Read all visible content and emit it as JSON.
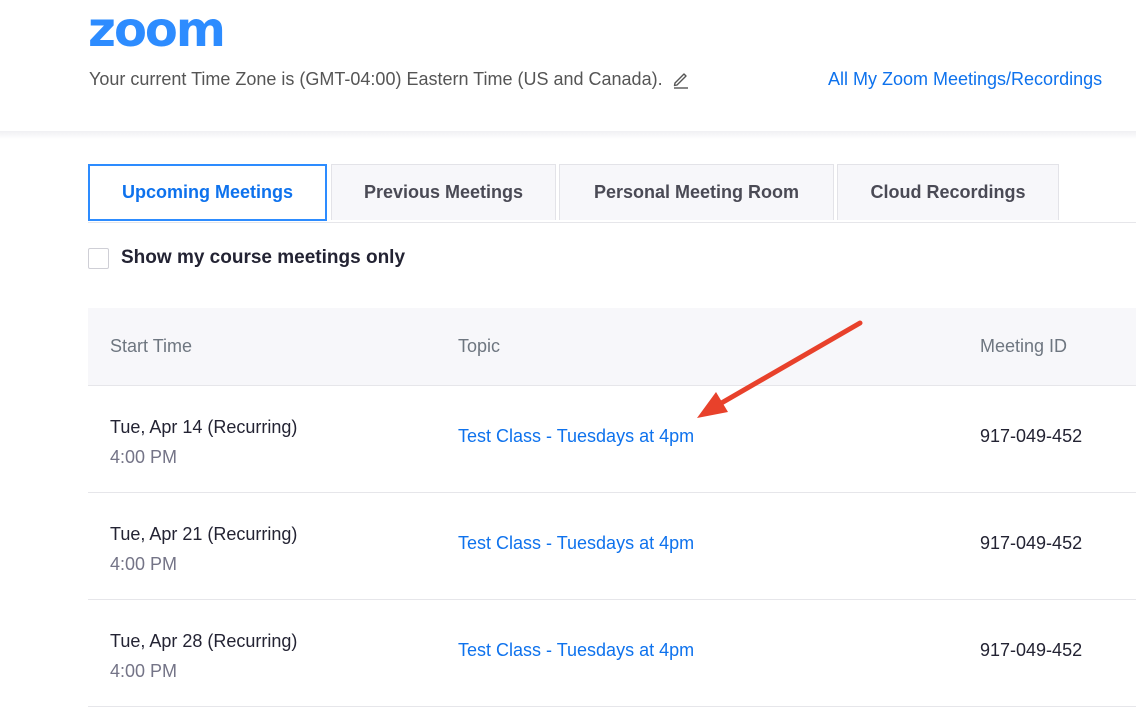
{
  "header": {
    "logo_text": "zoom",
    "timezone_text": "Your current Time Zone is (GMT-04:00) Eastern Time (US and Canada).",
    "all_meetings_link": "All My Zoom Meetings/Recordings",
    "edit_icon": "pencil-icon"
  },
  "tabs": [
    {
      "label": "Upcoming Meetings",
      "active": true
    },
    {
      "label": "Previous Meetings",
      "active": false
    },
    {
      "label": "Personal Meeting Room",
      "active": false
    },
    {
      "label": "Cloud Recordings",
      "active": false
    }
  ],
  "filter": {
    "checkbox_label": "Show my course meetings only",
    "checked": false
  },
  "table": {
    "headers": {
      "start_time": "Start Time",
      "topic": "Topic",
      "meeting_id": "Meeting ID"
    },
    "rows": [
      {
        "date": "Tue, Apr 14 (Recurring)",
        "time": "4:00 PM",
        "topic": "Test Class - Tuesdays at 4pm",
        "meeting_id": "917-049-452"
      },
      {
        "date": "Tue, Apr 21 (Recurring)",
        "time": "4:00 PM",
        "topic": "Test Class - Tuesdays at 4pm",
        "meeting_id": "917-049-452"
      },
      {
        "date": "Tue, Apr 28 (Recurring)",
        "time": "4:00 PM",
        "topic": "Test Class - Tuesdays at 4pm",
        "meeting_id": "917-049-452"
      }
    ]
  },
  "colors": {
    "brand_blue": "#2D8CFF",
    "link_blue": "#0E72ED",
    "annotation_arrow": "#E8412B"
  }
}
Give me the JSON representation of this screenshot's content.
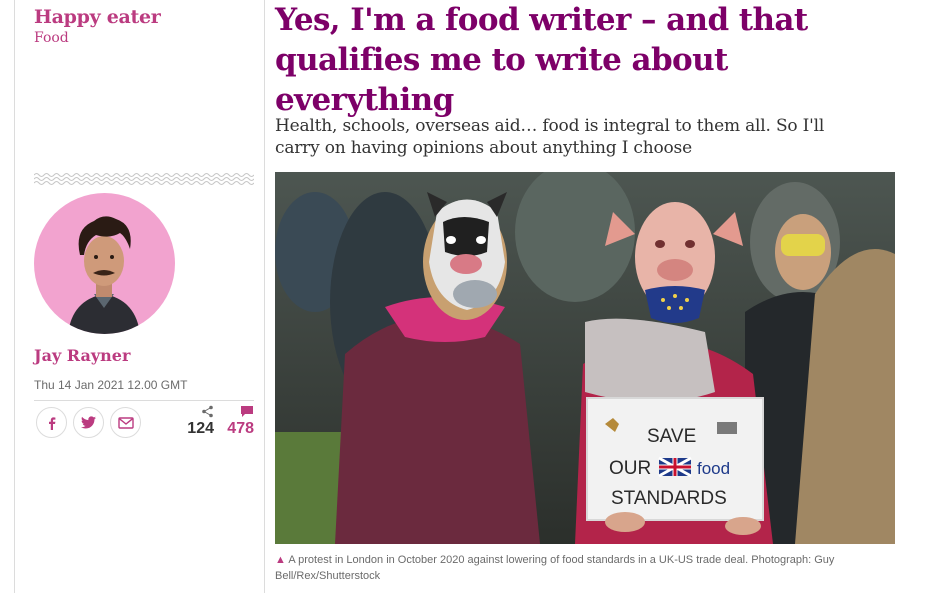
{
  "kicker": {
    "series": "Happy eater",
    "section": "Food"
  },
  "author": {
    "name": "Jay Rayner",
    "date": "Thu 14 Jan 2021 12.00 GMT"
  },
  "share": {
    "icons": [
      "facebook-icon",
      "twitter-icon",
      "email-icon"
    ],
    "share_count": "124",
    "comment_count": "478"
  },
  "article": {
    "headline": "Yes, I'm a food writer – and that qualifies me to write about everything",
    "standfirst": "Health, schools, overseas aid… food is integral to them all. So I'll carry on having opinions about anything I choose"
  },
  "photo": {
    "placard_line1": "SAVE",
    "placard_line2_a": "OUR",
    "placard_line2_b": "food",
    "placard_line3": "STANDARDS"
  },
  "caption": {
    "marker": "▲",
    "text": "A protest in London in October 2020 against lowering of food standards in a UK-US trade deal. Photograph: Guy Bell/Rex/Shutterstock"
  },
  "colors": {
    "accent": "#bb3b80",
    "headline": "#7d0068",
    "avatar_bg": "#f2a3cf"
  }
}
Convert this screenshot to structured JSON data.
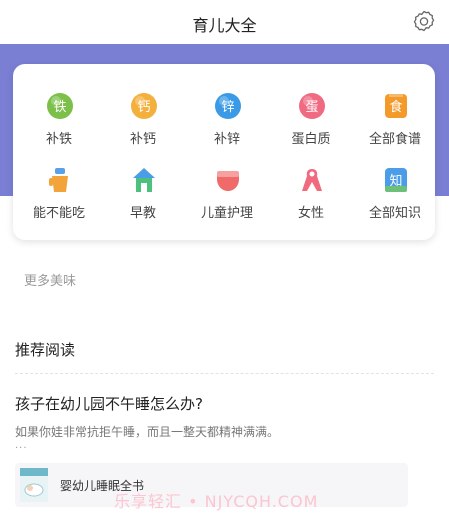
{
  "header": {
    "title": "育儿大全"
  },
  "grid": {
    "items": [
      {
        "label": "补铁",
        "icon": "iron-icon",
        "glyph": "铁",
        "color": "#7cc04a"
      },
      {
        "label": "补钙",
        "icon": "calcium-icon",
        "glyph": "钙",
        "color": "#f4b03c"
      },
      {
        "label": "补锌",
        "icon": "zinc-icon",
        "glyph": "锌",
        "color": "#3a9ae6"
      },
      {
        "label": "蛋白质",
        "icon": "protein-icon",
        "glyph": "蛋",
        "color": "#f06a82"
      },
      {
        "label": "全部食谱",
        "icon": "recipes-icon",
        "glyph": "食",
        "color": "#f39a2a"
      },
      {
        "label": "能不能吃",
        "icon": "can-eat-icon",
        "glyph": "",
        "color": "#f2a33a"
      },
      {
        "label": "早教",
        "icon": "early-education-icon",
        "glyph": "",
        "color": "#4cc07c"
      },
      {
        "label": "儿童护理",
        "icon": "child-care-icon",
        "glyph": "",
        "color": "#f06a6a"
      },
      {
        "label": "女性",
        "icon": "women-ribbon-icon",
        "glyph": "",
        "color": "#f06a80"
      },
      {
        "label": "全部知识",
        "icon": "knowledge-icon",
        "glyph": "知",
        "color": "#4a9de6"
      }
    ]
  },
  "more": {
    "label": "更多美味"
  },
  "recommend": {
    "title": "推荐阅读",
    "article": {
      "title": "孩子在幼儿园不午睡怎么办?",
      "desc": "如果你娃非常抗拒午睡，而且一整天都精神满满。",
      "ellipsis": "..."
    },
    "book": {
      "name": "婴幼儿睡眠全书"
    }
  },
  "watermark": {
    "text": "乐享轻汇 • NJYCQH.COM"
  }
}
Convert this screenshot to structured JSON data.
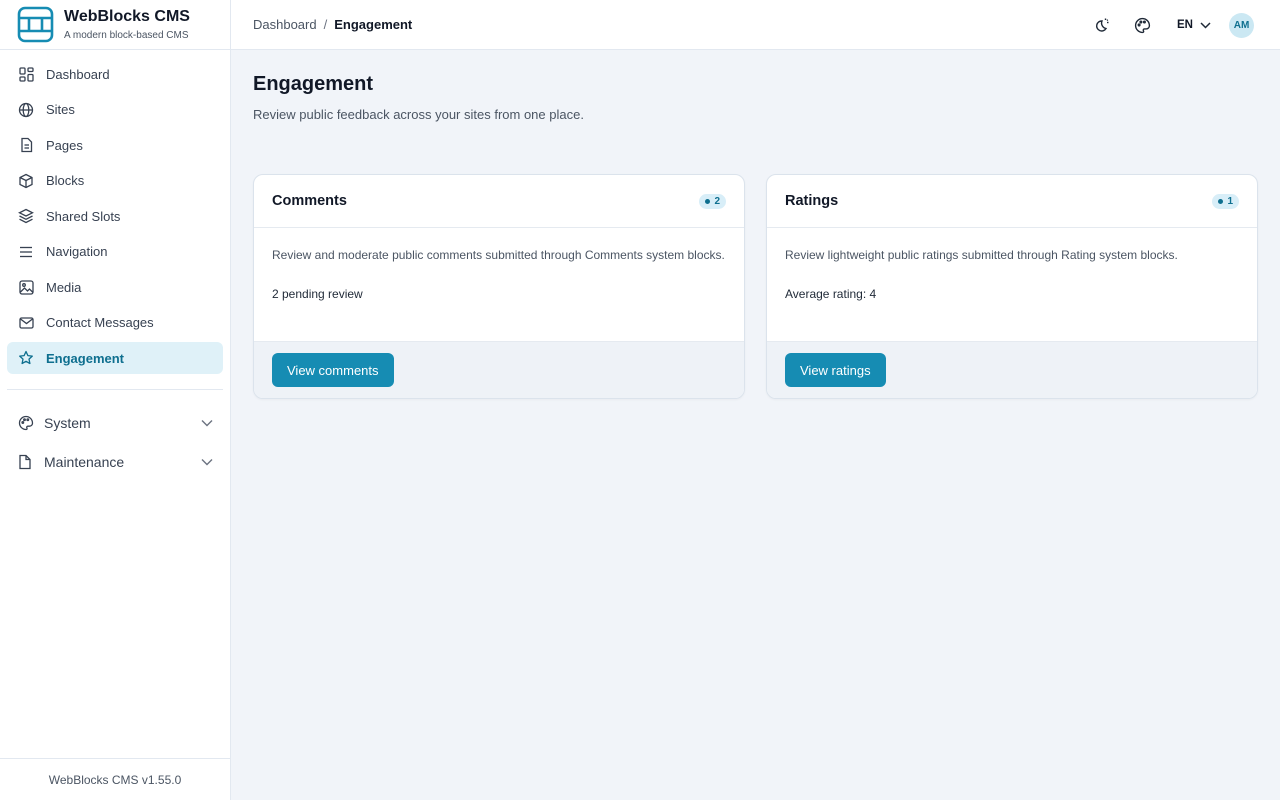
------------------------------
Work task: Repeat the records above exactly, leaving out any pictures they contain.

Output of the exercise:
Read all visible content and emit it as JSON.
{
  "header": {
    "logo_text": "zoom",
    "timezone_text": "Your current Time Zone is (GMT-04:00) Eastern Time (US and Canada).",
    "all_meetings_link": "All My Zoom Meetings/Recordings",
    "edit_icon": "pencil-icon"
  },
  "tabs": [
    {
      "label": "Upcoming Meetings",
      "active": true
    },
    {
      "label": "Previous Meetings",
      "active": false
    },
    {
      "label": "Personal Meeting Room",
      "active": false
    },
    {
      "label": "Cloud Recordings",
      "active": false
    }
  ],
  "filter": {
    "checkbox_label": "Show my course meetings only",
    "checked": false
  },
  "table": {
    "headers": {
      "start_time": "Start Time",
      "topic": "Topic",
      "meeting_id": "Meeting ID"
    },
    "rows": [
      {
        "date": "Tue, Apr 14 (Recurring)",
        "time": "4:00 PM",
        "topic": "Test Class - Tuesdays at 4pm",
        "meeting_id": "917-049-452"
      },
      {
        "date": "Tue, Apr 21 (Recurring)",
        "time": "4:00 PM",
        "topic": "Test Class - Tuesdays at 4pm",
        "meeting_id": "917-049-452"
      },
      {
        "date": "Tue, Apr 28 (Recurring)",
        "time": "4:00 PM",
        "topic": "Test Class - Tuesdays at 4pm",
        "meeting_id": "917-049-452"
      }
    ]
  },
  "colors": {
    "brand_blue": "#2D8CFF",
    "link_blue": "#0E72ED",
    "annotation_arrow": "#E8412B"
  }
}
Give me the JSON representation of this screenshot's content.
{
  "kicker": {
    "series": "Happy eater",
    "section": "Food"
  },
  "author": {
    "name": "Jay Rayner",
    "date": "Thu 14 Jan 2021 12.00 GMT"
  },
  "share": {
    "icons": [
      "facebook-icon",
      "twitter-icon",
      "email-icon"
    ],
    "share_count": "124",
    "comment_count": "478"
  },
  "article": {
    "headline": "Yes, I'm a food writer – and that qualifies me to write about everything",
    "standfirst": "Health, schools, overseas aid… food is integral to them all. So I'll carry on having opinions about anything I choose"
  },
  "photo": {
    "placard_line1": "SAVE",
    "placard_line2_a": "OUR",
    "placard_line2_b": "food",
    "placard_line3": "STANDARDS"
  },
  "caption": {
    "marker": "▲",
    "text": "A protest in London in October 2020 against lowering of food standards in a UK-US trade deal. Photograph: Guy Bell/Rex/Shutterstock"
  },
  "colors": {
    "accent": "#bb3b80",
    "headline": "#7d0068",
    "avatar_bg": "#f2a3cf"
  }
}
Convert this screenshot to structured JSON data.
{
  "header": {
    "title": "育儿大全"
  },
  "grid": {
    "items": [
      {
        "label": "补铁",
        "icon": "iron-icon",
        "glyph": "铁",
        "color": "#7cc04a"
      },
      {
        "label": "补钙",
        "icon": "calcium-icon",
        "glyph": "钙",
        "color": "#f4b03c"
      },
      {
        "label": "补锌",
        "icon": "zinc-icon",
        "glyph": "锌",
        "color": "#3a9ae6"
      },
      {
        "label": "蛋白质",
        "icon": "protein-icon",
        "glyph": "蛋",
        "color": "#f06a82"
      },
      {
        "label": "全部食谱",
        "icon": "recipes-icon",
        "glyph": "食",
        "color": "#f39a2a"
      },
      {
        "label": "能不能吃",
        "icon": "can-eat-icon",
        "glyph": "",
        "color": "#f2a33a"
      },
      {
        "label": "早教",
        "icon": "early-education-icon",
        "glyph": "",
        "color": "#4cc07c"
      },
      {
        "label": "儿童护理",
        "icon": "child-care-icon",
        "glyph": "",
        "color": "#f06a6a"
      },
      {
        "label": "女性",
        "icon": "women-ribbon-icon",
        "glyph": "",
        "color": "#f06a80"
      },
      {
        "label": "全部知识",
        "icon": "knowledge-icon",
        "glyph": "知",
        "color": "#4a9de6"
      }
    ]
  },
  "more": {
    "label": "更多美味"
  },
  "recommend": {
    "title": "推荐阅读",
    "article": {
      "title": "孩子在幼儿园不午睡怎么办?",
      "desc": "如果你娃非常抗拒午睡，而且一整天都精神满满。",
      "ellipsis": "..."
    },
    "book": {
      "name": "婴幼儿睡眠全书"
    }
  },
  "watermark": {
    "text": "乐享轻汇 • NJYCQH.COM"
  }
}
Convert this screenshot to structured JSON data.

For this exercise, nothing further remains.